With limited time, money, and cooking experience, can a novice ecovore successfully trade the standard American diet for a real-food, slow-food, veg-centric groove? Absolutely! The first steps are setting up a food-friendly kitchen, building up pantry supplies, and exploring healthier ‘fast food’ options.
A friend of mine, ecovore in spirit but not yet in practice, came to me recently and asked for help re-vamping her approach to food and cooking. Like many recent college graduates, she wants to eat more healthily but doesn’t know where to start.
Young cooks out on their own for the first time face a special set of challenges. But with a little knowledge, preparation, and effort, a healthier table is definitely within reach!
Beth* graduated from college about a year ago. At first she had a roommate who cooked, so she ate fairly well. But now she’s out on her own, living on fast food burgers, microwaveable instant meals, and other quick-fix processed foods.
She wants to move towards healthier eating, but is starting from square one. Beth says,
I need to know what are the must-haves for any kitchen, especially for someone who is cooking for one and doesn’t usually have a lot of time (or at least doesn’t want to make a lot of time) to spend in the kitchen…
I would like to know how to shop in such a way, that I can go into a store and come out with staples that will make me at least three [or] four different meals throughout the week. I am not adverse to leftovers; I love leftovers, but at the same time, I don’t want to eat sloppy joes 7 nights a week…
I am hoping to lean more towards my vegetarian side. I don’t want to give up meat completely, but I would like to limit its importance in my food-life. I would [also] like to incorporate more fish… I want to get away from super processed foods, like packaged lunch meat.
Basically, I want to be able to make hot meals not nuked in the microwave in a Styrofoam bowl. I want to be able to eat fresh, healthy foods and get away from pre-packaged, preservative-full pseudo-foods. I am tired and fatigued all the time; I am gaining unhealthy stomach weight; I am taking a long time to heal from minor nicks and scrapes… I am pretty sure all of this has to do 100 percent with my diet.
Like many new grads, Beth has a demanding job and not much extra time or money. And like many young folks newly in charge of their own kitchen, she’s starting from scratch in terms of supplies, equipment and cooking experience.
Luckily, none of those challenges are insurmountable! Any change of habit takes initial effort; but there’s a better way to eat, and there’s no reason you can’t do it.
The most important first step is to decide to change how you eat — not to ‘try’, but to actually do it. Change doesn’t have to happen all at once: there’s nothing wrong with implementing new strategies slowly, if that’s what feels comfortable. But if what you’re doing now isn’t working, decide to change it; then do SOMETHING every day to work towards that change.
Give it a month of persistent attention, and if you’re not eating better and feeling more satisfied with your diet, I’ll owe you a batch of vegan cupcakes!
Decide; do something about it every day; and don’t quit.

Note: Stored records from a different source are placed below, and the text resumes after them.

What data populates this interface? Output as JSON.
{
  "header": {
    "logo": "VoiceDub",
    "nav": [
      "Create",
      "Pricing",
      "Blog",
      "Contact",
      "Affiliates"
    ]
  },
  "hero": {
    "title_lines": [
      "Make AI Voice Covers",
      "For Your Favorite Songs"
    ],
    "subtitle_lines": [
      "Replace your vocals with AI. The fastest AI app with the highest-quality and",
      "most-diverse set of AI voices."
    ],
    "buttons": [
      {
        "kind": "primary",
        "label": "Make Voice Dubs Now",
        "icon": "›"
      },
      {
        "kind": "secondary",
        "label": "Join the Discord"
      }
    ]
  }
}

The rest is all (healthy vegetarian) gravy!
I’m not a registered dietitian, just a fairly proficient veg-centric grocery shopper and enthusiastic whole-food real-food slow-food cook.
I encourage everyone to research basic nutritional requirements, within whatever diet you plan to follow. If you’re leaning veg or mostly-veg, vrg.org is a great resource. For anyone leaning vegan, theveganrd.com and jacknorrisrd.com are excellent nutrition sites.
However you plan to eat, take the time to do a quick bit of research about what your body needs and how best to get it. Don’t set yourself up for failure by ignoring this step, when undertaking any major dietary change!
Most nutritionists recommend eating more fruits, vegetables, whole grains, and other plant-based foods, while reducing consumption of heavily processed foods (especially meats). I cook vegan, and that’s the context of all my kitchen advice. But if you’re not aiming for a vegan table, just use it as a base to build on: a plant-rich diet is healthy and yum, whatever else you may choose to add to it.
There are many reasons to follow a plant-based diet, and I encourage everyone to consider it! But there are lots of ways to eat healthier than the standard American diet, whether or not you go with me down that (healthy and delicious!) veganish path. Hopefully advice presented in this series will be helpful to young cooks interested in healthy cooking, vegan or otherwise.
Down to Business!
There are several big things going on here, each a sizable transition in its own right.
- Setting up a functional kitchen, and learning to cook from ingredients instead of package directions.
- Shifting from a fast food/ processed food/ junk food diet towards a real food/ whole food diet, working within existing time and budget constraints.
- Moving towards a more vegetarian/ pescatarian menu, and away from the standard American diet plan with beef, pork, or chicken at the center of every meal.
With such sweeping changes on the agenda, there’s no way to get from here to there in just one article. Today I’d like to talk about where to start, to build the scaffolding that will support all these (very positive!) changes.